But beginning in the 19th century and accelerating through the 20th, mass production and marketing of new foods started to dominate. Science and industry combined to find ways to create shelf-stable, nutrient-poor, high-calorie ultra-processed foods, from cheeseburgers to sodas, as well as almost anything you see in a vending machine or next to the checkout counter.
These have generated a public health crisis that requires us to relearn what every human once knew from instinct and experience.
The now-constant barrage of headlines about nutrition science can make us feel like we’re doing everything wrong. Some people respond by tuning out and continuing to eat what’s familiar.

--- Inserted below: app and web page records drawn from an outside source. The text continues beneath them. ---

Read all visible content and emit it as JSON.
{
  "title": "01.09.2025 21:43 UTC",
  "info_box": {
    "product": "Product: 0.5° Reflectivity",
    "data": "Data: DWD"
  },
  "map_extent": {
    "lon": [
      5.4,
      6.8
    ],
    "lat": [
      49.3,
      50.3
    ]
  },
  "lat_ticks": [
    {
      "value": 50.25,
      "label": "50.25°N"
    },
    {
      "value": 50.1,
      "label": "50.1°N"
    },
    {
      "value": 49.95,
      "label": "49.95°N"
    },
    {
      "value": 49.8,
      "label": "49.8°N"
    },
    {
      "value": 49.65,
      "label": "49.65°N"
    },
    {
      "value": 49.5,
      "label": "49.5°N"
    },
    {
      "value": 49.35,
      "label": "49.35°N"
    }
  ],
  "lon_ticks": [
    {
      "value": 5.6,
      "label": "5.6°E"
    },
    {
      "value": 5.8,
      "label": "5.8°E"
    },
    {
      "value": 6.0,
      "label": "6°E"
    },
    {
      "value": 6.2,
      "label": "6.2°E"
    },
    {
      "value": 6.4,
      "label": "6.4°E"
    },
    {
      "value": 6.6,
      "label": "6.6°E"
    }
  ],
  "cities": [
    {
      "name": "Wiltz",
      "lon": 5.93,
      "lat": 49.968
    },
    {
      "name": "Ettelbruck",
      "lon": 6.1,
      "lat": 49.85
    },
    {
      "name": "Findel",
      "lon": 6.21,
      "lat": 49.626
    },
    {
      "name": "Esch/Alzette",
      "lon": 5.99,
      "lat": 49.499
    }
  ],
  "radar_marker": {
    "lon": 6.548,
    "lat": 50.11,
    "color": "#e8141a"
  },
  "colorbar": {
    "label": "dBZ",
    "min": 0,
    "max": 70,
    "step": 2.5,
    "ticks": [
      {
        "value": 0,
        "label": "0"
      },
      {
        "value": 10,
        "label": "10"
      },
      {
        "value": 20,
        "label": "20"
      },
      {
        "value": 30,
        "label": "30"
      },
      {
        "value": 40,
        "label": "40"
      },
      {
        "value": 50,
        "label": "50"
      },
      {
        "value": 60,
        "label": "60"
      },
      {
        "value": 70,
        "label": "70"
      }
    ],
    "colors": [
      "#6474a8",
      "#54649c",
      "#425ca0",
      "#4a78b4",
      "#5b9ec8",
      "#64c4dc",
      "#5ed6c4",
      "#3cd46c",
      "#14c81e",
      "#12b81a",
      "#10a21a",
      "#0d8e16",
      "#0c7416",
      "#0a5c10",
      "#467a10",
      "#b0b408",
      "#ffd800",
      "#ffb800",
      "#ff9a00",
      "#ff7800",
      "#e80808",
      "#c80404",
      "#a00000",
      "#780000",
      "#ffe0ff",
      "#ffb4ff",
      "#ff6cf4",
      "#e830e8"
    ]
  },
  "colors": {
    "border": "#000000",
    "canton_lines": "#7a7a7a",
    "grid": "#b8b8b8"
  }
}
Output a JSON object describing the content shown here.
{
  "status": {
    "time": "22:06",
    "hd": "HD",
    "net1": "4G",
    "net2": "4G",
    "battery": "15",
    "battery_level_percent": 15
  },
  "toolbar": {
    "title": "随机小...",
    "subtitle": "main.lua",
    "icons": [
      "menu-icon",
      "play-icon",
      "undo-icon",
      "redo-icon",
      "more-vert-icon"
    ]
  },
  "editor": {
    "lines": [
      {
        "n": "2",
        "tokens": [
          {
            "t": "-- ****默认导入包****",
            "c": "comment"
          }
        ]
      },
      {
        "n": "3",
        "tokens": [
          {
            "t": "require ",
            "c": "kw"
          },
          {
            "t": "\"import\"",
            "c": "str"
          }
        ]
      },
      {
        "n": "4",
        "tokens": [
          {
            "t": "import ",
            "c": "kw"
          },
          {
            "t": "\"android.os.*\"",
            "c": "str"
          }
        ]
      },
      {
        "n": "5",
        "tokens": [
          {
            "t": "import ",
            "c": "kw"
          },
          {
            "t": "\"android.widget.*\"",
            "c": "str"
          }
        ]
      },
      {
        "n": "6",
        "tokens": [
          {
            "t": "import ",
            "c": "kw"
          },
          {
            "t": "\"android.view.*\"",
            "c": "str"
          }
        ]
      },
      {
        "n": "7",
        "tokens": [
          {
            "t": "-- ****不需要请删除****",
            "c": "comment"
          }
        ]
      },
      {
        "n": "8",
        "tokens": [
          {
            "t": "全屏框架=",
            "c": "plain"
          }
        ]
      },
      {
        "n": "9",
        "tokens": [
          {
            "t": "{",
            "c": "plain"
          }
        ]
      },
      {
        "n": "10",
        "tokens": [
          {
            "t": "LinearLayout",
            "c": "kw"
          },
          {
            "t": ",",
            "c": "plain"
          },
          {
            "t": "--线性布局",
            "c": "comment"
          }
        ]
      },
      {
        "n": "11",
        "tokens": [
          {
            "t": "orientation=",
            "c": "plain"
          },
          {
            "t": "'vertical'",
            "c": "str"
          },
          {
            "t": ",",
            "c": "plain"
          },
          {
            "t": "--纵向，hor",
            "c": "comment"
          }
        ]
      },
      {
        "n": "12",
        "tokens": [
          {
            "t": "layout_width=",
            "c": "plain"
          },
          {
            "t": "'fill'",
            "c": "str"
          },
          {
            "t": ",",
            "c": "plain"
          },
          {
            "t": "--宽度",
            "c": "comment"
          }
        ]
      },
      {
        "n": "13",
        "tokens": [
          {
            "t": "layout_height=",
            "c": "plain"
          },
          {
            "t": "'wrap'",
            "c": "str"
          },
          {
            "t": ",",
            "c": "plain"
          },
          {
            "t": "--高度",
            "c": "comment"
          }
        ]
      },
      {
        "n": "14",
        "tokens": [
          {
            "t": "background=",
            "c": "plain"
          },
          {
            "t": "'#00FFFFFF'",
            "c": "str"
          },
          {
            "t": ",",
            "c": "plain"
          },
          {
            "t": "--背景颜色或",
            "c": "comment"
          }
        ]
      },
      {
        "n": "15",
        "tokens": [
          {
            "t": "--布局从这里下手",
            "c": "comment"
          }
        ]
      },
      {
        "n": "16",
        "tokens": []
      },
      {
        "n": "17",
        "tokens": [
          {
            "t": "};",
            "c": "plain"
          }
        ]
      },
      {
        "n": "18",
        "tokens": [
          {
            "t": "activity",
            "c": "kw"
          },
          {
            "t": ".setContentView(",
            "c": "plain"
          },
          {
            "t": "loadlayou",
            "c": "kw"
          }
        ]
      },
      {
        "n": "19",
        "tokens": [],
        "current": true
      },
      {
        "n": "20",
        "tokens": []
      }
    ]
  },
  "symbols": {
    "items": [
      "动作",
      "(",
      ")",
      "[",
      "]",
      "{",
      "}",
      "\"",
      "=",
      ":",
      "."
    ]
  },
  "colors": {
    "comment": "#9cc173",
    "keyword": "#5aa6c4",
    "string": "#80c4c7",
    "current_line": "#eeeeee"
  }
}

Others jump on the bandwagon of each thrilling new diet that promises everything. Most of these deliver temporary results from severe restrictions that no one can maintain. Rapid weight loss is followed by rapid regain, creating a desperation that makes people eager for the next promise of magic.
The truth is that all good diets feature one or another balanced assemblage of wholesome, real foods—mostly plants. Even now, with our instincts suppressed, we know what a proper diet is. Highly processed foods, especially meats and added sugar and salt, are all significant contributors to heart disease and other chronic killers.
So how to assess the daily barrage of diet news? First, we need some perspective on nutritional research. New findings don’t usually reverse what we knew before; they add context, bit by bit. Second, we should stop obsessing about particular nutrients—such as whether fat is “good” or not.
The short answer is that unsaturated fats from nuts, seeds, fruits, and fish tend to be beneficial. In contrast, saturated fats, commonly found in meat and dairy and far too widely consumed, tend to be detrimental. Fiber and added sugars are simpler, to sum up—in our new habits we badly need more of the former and less of the latter.
But the best approach is to focus on real foods rather than to fixate on their components. From a food-by-food vantage point, some principles emerge that will outlast all diet fads.
Live your life, Love your life
Hippocrates was to thank for the famous quote, “Let food be thy medicine and medicine be thy food” — which we translated to “food is medicine” and use as our motto. Still to this day medical doctors and historians consider Hippocrates to be the founder of medicine as a “rational science.”